GREENBO LAKE STATE RESORT PARK, Ky. – The sunshine and warm temperatures were just too much to resist last week.
Having heard Greenbo Lake had recently been stocked with Rainbow trout, my husband and I decided Sunday was a perfect day to get out the canoe for a rare mid-winter paddle. We love smoked trout and thought we’d catch ourselves a fresh fish dinner too.
Our second-hand 13-foot Old Town Discovery Canoe came with a one-of-a-kind fabricated towing rack we lovingly call “the goal post.” Over the four years we have owned it, we’ve gotten the process of loading and strapping the boat our pick-up down to a science.
Or so we thought.
Less than a mile from the house on Blackburn Avenue, we noticed the nose of the canoe was wiggling a little too much from side to side in the afternoon’s substantially gusty winds. We made an emergency stop on the side of the road where we soon realized we’d forgotten to replace one of the pins that allows the post to spin during loading. Luckily it had stayed put right where I had put it on the back bumper.
With a laugh and a joke about being a little rusty, off we went again. But a few miles up the road a strong gust of wind almost swept the canoe off the passenger side of the roof. Another emergency stop was made. We circled the truck tightening down straps and then tied another rope from the nose of the canoe to the front bumper of the truck thinking that would keep the wiggling to a minimum.
A quick high-five and back onto the roadway we pulled.
Again the wind gusted and again the canoe’s nose swung wildly. Again we pulled over and again we tightened down the straps.
This time we got it right and after a slower, than usual drive we pulled up to the boat dock at Greenbo, unloaded and launched our craft.
Within moments we were sailing down the lake pushed along by the winds we’d been battling. We cast our lines behind us and cruised along effortlessly, our silver spinnerbaits trailing behind us.
With the wind and warm sun on our backs and the blue sky overhead we laughed about our arduous journey to the lake, deciding it was probably time to fork over the cash for a manufactured roof rack.
We made it down the lake to the dam in record time, but we hadn’t gotten a single bite on our lines. As we turned the canoe in order to troll back and front of the dam – a method we’d employed with great success following the fall trout stocking – we realized the wind was once again our foe.
Steering became almost impossible. The wind gusted from different directions and on the surface tight waves rolled over the lake, rocking us at times side to side. Our lines and lures became tangled as we strained to keep our heading, digging in deeper and more forcefully in order to make a turn.
Half way through our first loop we abandoned the plan and turned again to head back to the boat ramp.
After more than 30 minutes of hard paddling, we beached the canoe. Grabbing our fishing gear, we walked down the bank in order to see if we could still catch some fishing before dark.
After re-rigging our rods with sinkers and orange sparkly Power Bait, we sat beneath a large Sycamore tree on the bank and cast into the wind.
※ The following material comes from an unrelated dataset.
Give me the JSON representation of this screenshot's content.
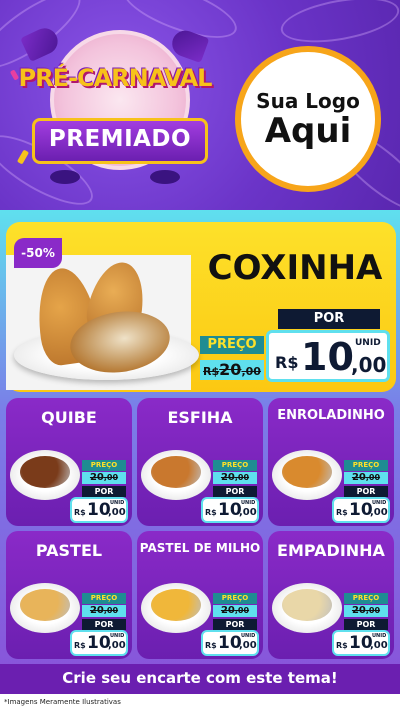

Almost immediately, Carl got a bite. The first feisty trout got away but we soon mastered hooking the crafty little fish. By the time the sun sank below the nearest hill, we had seven Rainbows on our stringer.
After loading up the canoe again – this time making sure every pin and strap were tightly in place the first time, we headed home to enjoy our dinner.
The next day dawned sunny and warm too but we left the canoe at home, and spent the entire day fishing from Greenbo’s shore.